Chapter XVIII.--Some of God's Laws Defended as Good, Which the Marcionites Impeached, Such as the Lex Talionis. Useful Purposes in a Social and Moral Point of View of This, and Sundry Other Enactments.

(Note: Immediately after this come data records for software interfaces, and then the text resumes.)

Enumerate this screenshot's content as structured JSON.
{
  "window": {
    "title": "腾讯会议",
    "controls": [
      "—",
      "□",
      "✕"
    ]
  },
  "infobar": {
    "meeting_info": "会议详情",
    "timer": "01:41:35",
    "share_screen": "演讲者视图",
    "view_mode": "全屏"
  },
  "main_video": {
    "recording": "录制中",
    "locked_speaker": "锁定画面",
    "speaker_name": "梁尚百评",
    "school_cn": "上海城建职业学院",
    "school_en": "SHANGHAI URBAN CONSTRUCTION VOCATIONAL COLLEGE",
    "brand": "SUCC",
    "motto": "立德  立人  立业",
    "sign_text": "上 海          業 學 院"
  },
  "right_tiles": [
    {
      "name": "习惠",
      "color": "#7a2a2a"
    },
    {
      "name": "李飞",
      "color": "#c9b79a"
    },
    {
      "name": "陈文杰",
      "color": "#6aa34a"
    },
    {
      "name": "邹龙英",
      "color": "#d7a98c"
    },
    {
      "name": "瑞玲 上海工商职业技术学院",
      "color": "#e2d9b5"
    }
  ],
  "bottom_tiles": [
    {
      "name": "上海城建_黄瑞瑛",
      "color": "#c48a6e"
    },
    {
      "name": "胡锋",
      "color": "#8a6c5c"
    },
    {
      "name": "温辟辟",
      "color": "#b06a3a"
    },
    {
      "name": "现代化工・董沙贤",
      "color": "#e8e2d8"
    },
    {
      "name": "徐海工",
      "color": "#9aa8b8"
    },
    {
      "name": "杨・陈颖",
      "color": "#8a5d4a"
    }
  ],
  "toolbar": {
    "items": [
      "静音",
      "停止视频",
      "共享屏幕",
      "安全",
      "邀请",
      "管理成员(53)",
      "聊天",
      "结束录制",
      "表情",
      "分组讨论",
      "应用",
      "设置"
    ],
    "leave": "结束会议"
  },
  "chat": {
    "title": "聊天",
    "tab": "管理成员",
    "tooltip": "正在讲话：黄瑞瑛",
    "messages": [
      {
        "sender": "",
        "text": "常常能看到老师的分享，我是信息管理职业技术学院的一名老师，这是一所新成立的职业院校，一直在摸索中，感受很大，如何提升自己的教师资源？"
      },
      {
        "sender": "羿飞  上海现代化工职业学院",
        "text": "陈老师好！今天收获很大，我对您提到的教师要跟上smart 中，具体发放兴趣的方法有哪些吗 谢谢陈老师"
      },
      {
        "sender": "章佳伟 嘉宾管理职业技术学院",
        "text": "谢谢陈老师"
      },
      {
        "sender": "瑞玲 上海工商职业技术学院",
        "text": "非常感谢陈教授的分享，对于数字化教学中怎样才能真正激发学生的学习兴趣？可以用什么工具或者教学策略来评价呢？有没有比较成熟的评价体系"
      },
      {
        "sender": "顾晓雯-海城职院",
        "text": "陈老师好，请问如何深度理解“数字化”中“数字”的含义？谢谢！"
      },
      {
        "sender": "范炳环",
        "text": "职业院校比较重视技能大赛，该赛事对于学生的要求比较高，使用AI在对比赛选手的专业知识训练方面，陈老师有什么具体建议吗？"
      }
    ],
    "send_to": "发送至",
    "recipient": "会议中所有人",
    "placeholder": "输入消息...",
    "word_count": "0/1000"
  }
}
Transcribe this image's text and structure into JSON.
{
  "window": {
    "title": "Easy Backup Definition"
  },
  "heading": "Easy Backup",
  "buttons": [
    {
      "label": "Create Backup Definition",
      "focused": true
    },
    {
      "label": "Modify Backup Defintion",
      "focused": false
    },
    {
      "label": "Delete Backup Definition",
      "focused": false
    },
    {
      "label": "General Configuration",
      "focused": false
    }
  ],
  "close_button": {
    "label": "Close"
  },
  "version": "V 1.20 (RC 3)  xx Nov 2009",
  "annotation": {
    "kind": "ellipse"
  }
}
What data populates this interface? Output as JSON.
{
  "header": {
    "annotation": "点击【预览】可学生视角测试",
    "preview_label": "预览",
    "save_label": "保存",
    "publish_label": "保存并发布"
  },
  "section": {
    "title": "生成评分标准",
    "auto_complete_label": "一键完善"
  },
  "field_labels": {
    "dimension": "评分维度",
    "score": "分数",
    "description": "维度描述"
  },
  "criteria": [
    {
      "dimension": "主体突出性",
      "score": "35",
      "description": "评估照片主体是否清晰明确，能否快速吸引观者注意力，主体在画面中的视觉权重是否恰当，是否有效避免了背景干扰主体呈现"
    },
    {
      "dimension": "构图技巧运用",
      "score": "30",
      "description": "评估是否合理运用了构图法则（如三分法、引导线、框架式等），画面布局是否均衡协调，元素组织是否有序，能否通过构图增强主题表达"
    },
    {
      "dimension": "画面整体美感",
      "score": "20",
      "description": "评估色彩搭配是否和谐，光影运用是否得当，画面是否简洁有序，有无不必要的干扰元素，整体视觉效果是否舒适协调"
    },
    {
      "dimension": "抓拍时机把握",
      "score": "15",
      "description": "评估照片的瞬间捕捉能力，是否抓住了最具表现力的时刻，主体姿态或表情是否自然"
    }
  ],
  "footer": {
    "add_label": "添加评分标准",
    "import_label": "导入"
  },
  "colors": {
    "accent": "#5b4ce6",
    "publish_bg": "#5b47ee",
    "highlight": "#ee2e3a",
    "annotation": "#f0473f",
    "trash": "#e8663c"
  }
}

But what parts of the law can I defend as good with a greater confidence than those which heresy has shown such a longing for? -- as the statute of retaliation, requiring eye for eye, tooth for tooth, and stripe for stripe. Now there is not here any smack of a permission to mutual injury; but rather, on the whole, a provision for restraining violence. To a people which was very obdurate, and wanting in faith towards God, it might seem tedious, and even incredible, to expect from God that vengeance which was subsequently to be declared by the prophet: |Vengeance is mine; I will repay, saith the Lord.| Therefore, in the meanwhile, the commission of wrong was to be checked by the fear of a retribution immediately to happen; and so the permission of this retribution was to be the prohibition of provocation, that a stop might thus be put to all hot-blooded injury, whilst by the permission of the second the first is prevented by fear, and by this deterring of the first the second fails to be committed. By the same law another result is also obtained, even the more ready kindling of the fear of retaliation by reason of the very savour of passion which is in it. There is no more bitter thing, than to endure the very suffering which you have inflicted upon others. When, again, the law took somewhat away from men's food, by pronouncing unclean certain animals which were once blessed, you should understand this to be a measure for encouraging continence, and recognise in it a bridle imposed on that appetite which, while eating angels' food, craved after the cucumbers and melons of the Egyptians. Recognise also therein a precaution against those companions of the appetite, even lust and luxury, which are usually chilled by the chastening of the appetite. For |the people sat down to eat and to drink, and rose up to play.| Furthermore, that an eager wish for money might be restrained, so far as it is caused by the need of food, the desire for costly meat and drink was taken out of their power. Lastly, in order that man might be more readily educated by God for fasting, he was accustomed to such articles of food as were neither plentiful nor sumptuous, and not likely to pamper the appetite of the luxurious. Of course the Creator deserved all the greater blame, because it was from His own people that He took away food, rather than from the more ungrateful Marcionites. As for the burdensome sacrifices also, and the troublesome scrupulousness of their ceremonies and oblations, no one should blame them, as if God specially required them for Himself: for He plainly asks, |To what purpose is the multitude of your sacrifices unto me?| and, |Who hath required them at your hand?| But he should see herein a careful provision on God's part, which showed His wish to bind to His own religion a people who were prone to idolatry and transgression by that kind of services wherein consisted the superstition of that period; that He might call them away therefrom, while requesting it to be performed to Himself, as if He desired that no sin should be committed in making idols.